President Obama wants controversial nominees like Caitlin Halligan to breeze through the Senate confirmation process even when there are concerns about the nominee. The Senate should not let such nominees be confirmed.
Senator Jeff Sessions (R-Ala.) said Caitlin Halligan has taken “extreme positions on constitutional issues, pushing the court beyond what I think is reasonable.” Halligan’s extreme positions include her views on gun rights, abortion and the detention and trial of enemy combatants.
As the Committee for Justice blog explained, there are specifically concerns about whether Halligan is upholding constitutionally recognized Second Amendment rights:
Citing Halligan’s “attacks on the Second Amendment rights of law-abiding Americans,” the National Rifle Association opposed a judicial nominee for one of the few times in its history. Gun Owners of America cited Halligan’s “avid leader[ship] in the effort to destroy firearms manufacturers using frivolous litigation,” and the Citizens Committee for the Right to Keep and Bear Arms deemed her to be “Obama’s most radical anti-gun judicial nominee to date.”

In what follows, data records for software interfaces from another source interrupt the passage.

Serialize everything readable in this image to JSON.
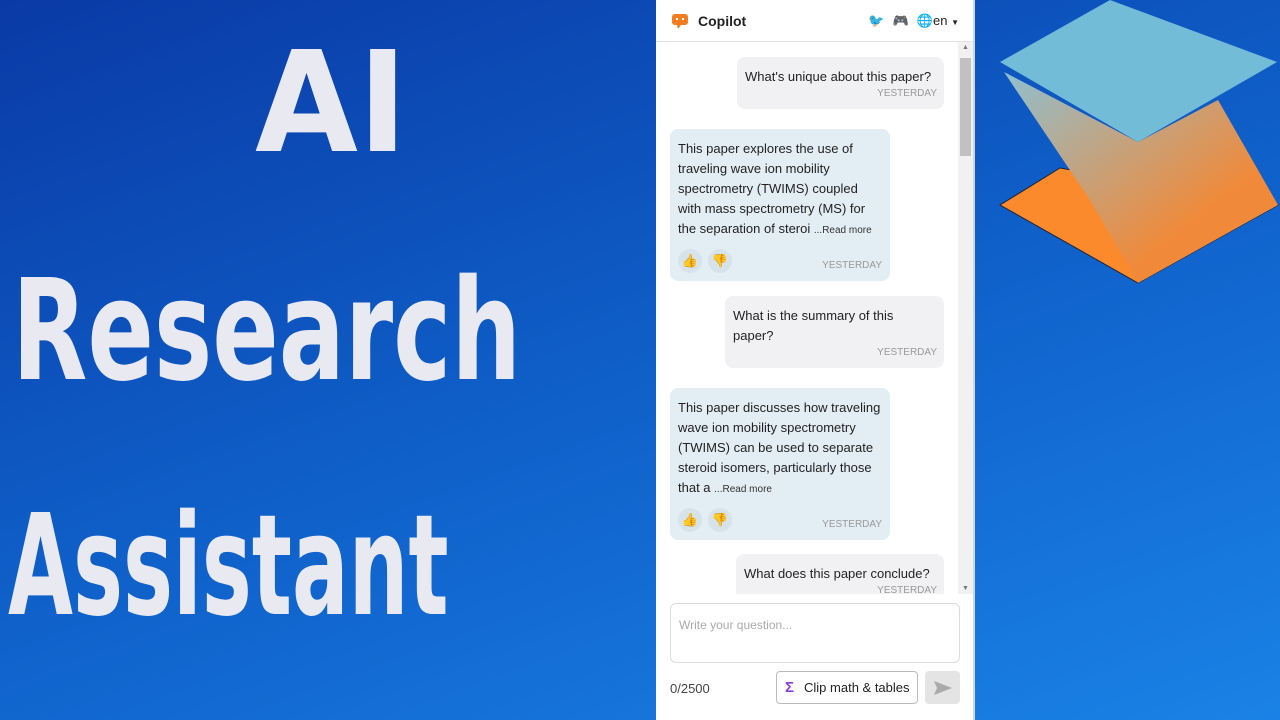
{
  "title_lines": [
    "AI",
    "Research",
    "Assistant"
  ],
  "panel": {
    "app_name": "Copilot",
    "language": "en",
    "messages": [
      {
        "role": "user",
        "text": "What's unique about this paper?",
        "time": "YESTERDAY"
      },
      {
        "role": "bot",
        "text": "This paper explores the use of traveling wave ion mobility spectrometry (TWIMS) coupled with mass spectrometry (MS) for the separation of steroi",
        "more": "...Read more",
        "time": "YESTERDAY"
      },
      {
        "role": "user",
        "text": "What is the summary of this paper?",
        "time": "YESTERDAY"
      },
      {
        "role": "bot",
        "text": "This paper discusses how traveling wave ion mobility spectrometry (TWIMS) can be used to separate steroid isomers, particularly those that a",
        "more": "...Read more",
        "time": "YESTERDAY"
      },
      {
        "role": "user",
        "text": "What does this paper conclude?",
        "time": "YESTERDAY"
      }
    ],
    "input_placeholder": "Write your question...",
    "char_count": "0/2500",
    "clip_label": "Clip math & tables"
  },
  "colors": {
    "accent": "#f47c20",
    "sigma": "#8a3fe0",
    "bot_bubble": "#e3eef4",
    "user_bubble": "#f1f1f3"
  }
}
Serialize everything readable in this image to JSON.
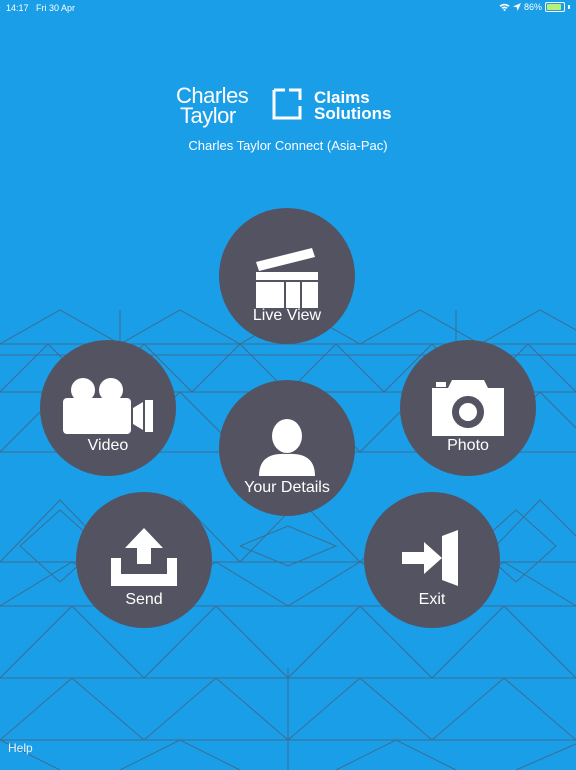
{
  "status_bar": {
    "time": "14:17",
    "date": "Fri 30 Apr",
    "battery": "86%",
    "battery_level": 0.86,
    "icons": [
      "wifi-icon",
      "location-arrow-icon",
      "battery-charging-icon"
    ]
  },
  "logo": {
    "line1": "Charles",
    "line2": "Taylor",
    "right_line1": "Claims",
    "right_line2": "Solutions"
  },
  "subtitle": "Charles Taylor Connect (Asia-Pac)",
  "buttons": {
    "live_view": "Live View",
    "video": "Video",
    "your_details": "Your Details",
    "photo": "Photo",
    "send": "Send",
    "exit": "Exit"
  },
  "footer": {
    "help": "Help"
  },
  "colors": {
    "background": "#1a9ee8",
    "button": "#545361",
    "text": "#ffffff"
  }
}
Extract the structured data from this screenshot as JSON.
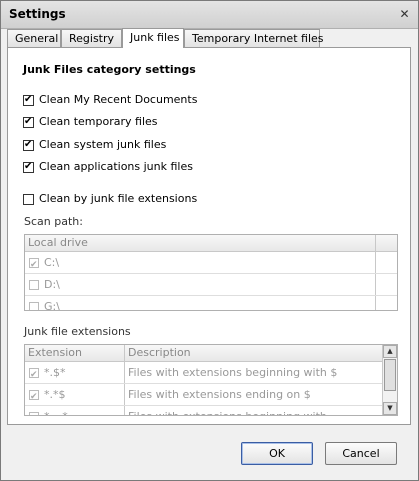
{
  "window": {
    "title": "Settings",
    "close_glyph": "✕"
  },
  "tabs": [
    {
      "label": "General"
    },
    {
      "label": "Registry"
    },
    {
      "label": "Junk files"
    },
    {
      "label": "Temporary Internet files"
    }
  ],
  "panel": {
    "heading": "Junk Files category settings",
    "options": [
      {
        "label": "Clean My Recent Documents",
        "checked": true
      },
      {
        "label": "Clean temporary files",
        "checked": true
      },
      {
        "label": "Clean system junk files",
        "checked": true
      },
      {
        "label": "Clean applications junk files",
        "checked": true
      },
      {
        "label": "Clean by junk file extensions",
        "checked": false
      }
    ],
    "scan_path": {
      "label": "Scan path:",
      "header": "Local drive",
      "drives": [
        {
          "name": "C:\\",
          "checked": true
        },
        {
          "name": "D:\\",
          "checked": false
        },
        {
          "name": "G:\\",
          "checked": false
        }
      ]
    },
    "extensions": {
      "label": "Junk file extensions",
      "col_extension": "Extension",
      "col_description": "Description",
      "rows": [
        {
          "ext": "*.$*",
          "desc": "Files with extensions beginning with $",
          "checked": true
        },
        {
          "ext": "*.*$",
          "desc": "Files with extensions ending on $",
          "checked": true
        },
        {
          "ext": "*.~*",
          "desc": "Files with extensions beginning with ~",
          "checked": true
        }
      ]
    }
  },
  "buttons": {
    "ok": "OK",
    "cancel": "Cancel"
  },
  "icons": {
    "scroll_up": "▲",
    "scroll_down": "▼"
  },
  "colors": {
    "default_button_border": "#3a5da3"
  }
}
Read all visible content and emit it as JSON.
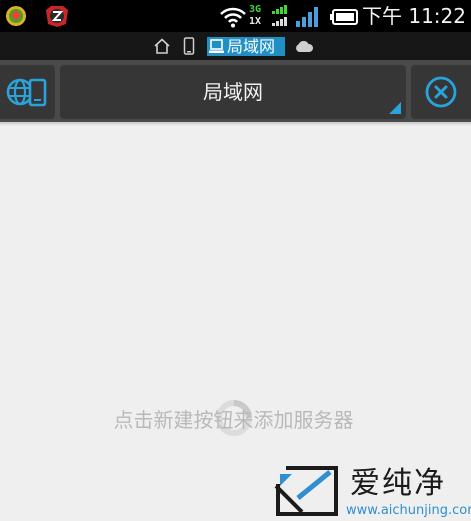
{
  "status_bar": {
    "network_type_top": "3G",
    "network_type_bottom": "1X",
    "time": "下午 11:22",
    "icons": [
      "app-notification-icon",
      "app-notification-icon",
      "wifi-icon",
      "data-activity-icon",
      "signal-icon",
      "battery-icon"
    ]
  },
  "tab_strip": {
    "tabs": [
      {
        "icon": "home-icon"
      },
      {
        "icon": "phone-icon"
      },
      {
        "icon": "computer-icon",
        "label": "局域网",
        "active": true
      },
      {
        "icon": "cloud-icon"
      }
    ],
    "active_color": "#1f8fc4"
  },
  "header": {
    "title": "局域网",
    "left_icon": "network-device-icon",
    "right_icon": "close-circle-icon",
    "accent_color": "#29a3dc"
  },
  "main": {
    "empty_hint": "点击新建按钮来添加服务器"
  },
  "watermark": {
    "brand": "爱纯净",
    "url": "www.aichunjing.com"
  }
}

To push through this controversial nominee, Democrats are claiming that Obama’s judicial nominees have been unfairly obstructed. However, a higher percentage of Obama’s first-term nominees have been confirmed than the Democrats permitted during President George W. Bush’s first term. Furthermore, 60% of court vacancies have no nominee from the White House. The Democrat claims of obstruction are unfounded.
Senators are not obstructionists if they oppose Halligan. They should exercise their rightful authority to oppose nominees who are extreme.